- Fowler's Modern English Usage: later editions not written by Fowler, United Kingdom
- R.W. Burchfield; Fowler's Modern English Usage (Third edition); Clarendon Press; ISBN 0-19-861021-1 (revised 3rd edition, hardcover, 2004)
- The King's English by Kingsley Amis
- Oxford Style Manual: The 2003 work combines The Oxford Guide to Style and The Oxford Dictionary for Writers and Editors with the latter concentrating on common problems.
- Plain Words by Sir Ernest Gowers
- BBC News Style Guide: from the British Broadcasting Corporation
- The Economist's style guide, (United Kingdom)
- The Guardian Style Guide: from The Guardian (United Kingdom)
- The Times Style and Usage Guide: from The Times (United Kingdom)
U.S. style guides
Two of the top style guides in the United States are The Chicago Manual of Style and the Associated Press stylebook. The Chicago manual has one of the highest, if not the highest, sales ranking at Amazon.com. Most American newspapers base their style on that of The Associated Press, but also have their own style guides for local terms and individual preferences. The Elements of Style, by Strunk and White, is considered a classic. Bill Walsh, in “Lapsing into a Comma” and his Web site, The Slot, addresses contemporary conundrums such as nonstandard orthography in names, as in "Yahoo!" for the Internet portal.
- The Elements of Style by Strunk and White, United States
- Troublesome Words by Bill Bryson
- Usage and Abusage by Eric Partridge
Books and general interest
- The Chicago Manual of Style; University of Chicago Press; ISBN 0-226-10403-6 (15th edition, hardcover, 2003). Margaret Mahan wrote the preface, but is not credited as editor.
- Janice Walker and Todd Taylor The Columbia Guide to Online Style; Columbia University Press ISBN 0231107897 (paperback, 1998) and ISBN 0231107889 (hardback, 1998)
- Associated Press Stylebook: self-indexed; the foremost guide to newspaper style in the United States.
- The New York Times Manual of Style and Usage: The Official Style Guide Used by the Writers and Editors of the World's Most Authoritative Newspaper revised edition. Allan M. Siegal and William G. Connolly.
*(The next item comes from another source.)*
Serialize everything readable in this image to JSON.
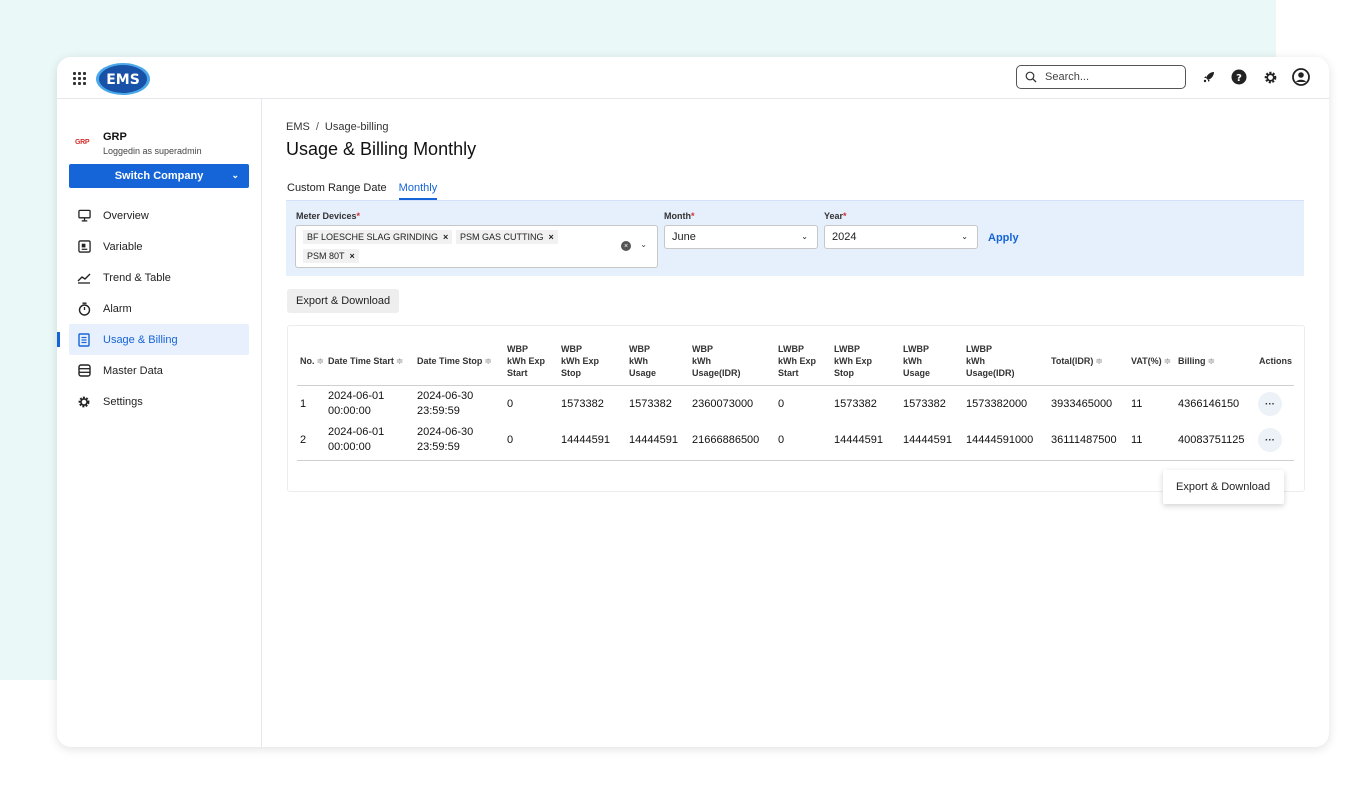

New York: Times Books, 1999. ISBN 0812963881. Self-indexed.
- Wall Street Journal style guide
- ACS Style Guide: style for scientific papers published in journals of the American Chemical Society
- American Medical Association Manual of Style: style for medical papers published in journals of the American Medical Association
- styleAPA Style: academic style for the social sciences by the American Psychological Association
- American Sociological Association Style Guide: academic style for the social sciences by the American Sociological Association
- Scientific Style and Format: The CBE Manual for Authors, Editors, and Publishers: style for scientific papers published by the Council of Science Editors, a group formerly known as the Council of Biology Editors
- The Chicago Manual of Style: mostly publishing conventions; judging by Amazon's sales figures, this is the most commonly used American English style guide.
- MHRA Style Guide: academic style for the arts and humanities published by the Modern Humanities Research Association; available for free download (see article); based in the United Kingdom
- MLA Handbook for Writers of Research Papers: academic style for the arts and humanities by the Modern Language Association of America
- "Turabian": popular name for a widely used academic style guide based on the Chicago Manual
- Words into Type: publishing conventions, less scholarly, more accessible than the Chicago Manual
- English writing style
- Disputed usage
- House style
- Prescription and description
- Wikipedia:Manual of Style
- Design style guide information, by Ron Reason, United States
- The Economist's style guide, United Kingdom
- Government Printing Office Style Manual, United States
- The Guardian's style guide
- The Times's style guide, United Kingdom
- The University of Memphis list of Style Manuals & Guides, United States
- The Slot, by Bill Walsh; United States
- stylebook advice: Tips on creating, revising and using style guides; report from a conference session by the American Copy Editors Society
- Style Matters: What the AP Isn't Telling You, research on style guides by Beth Hughes, United States
- Yale Style Manual (for web pages), United States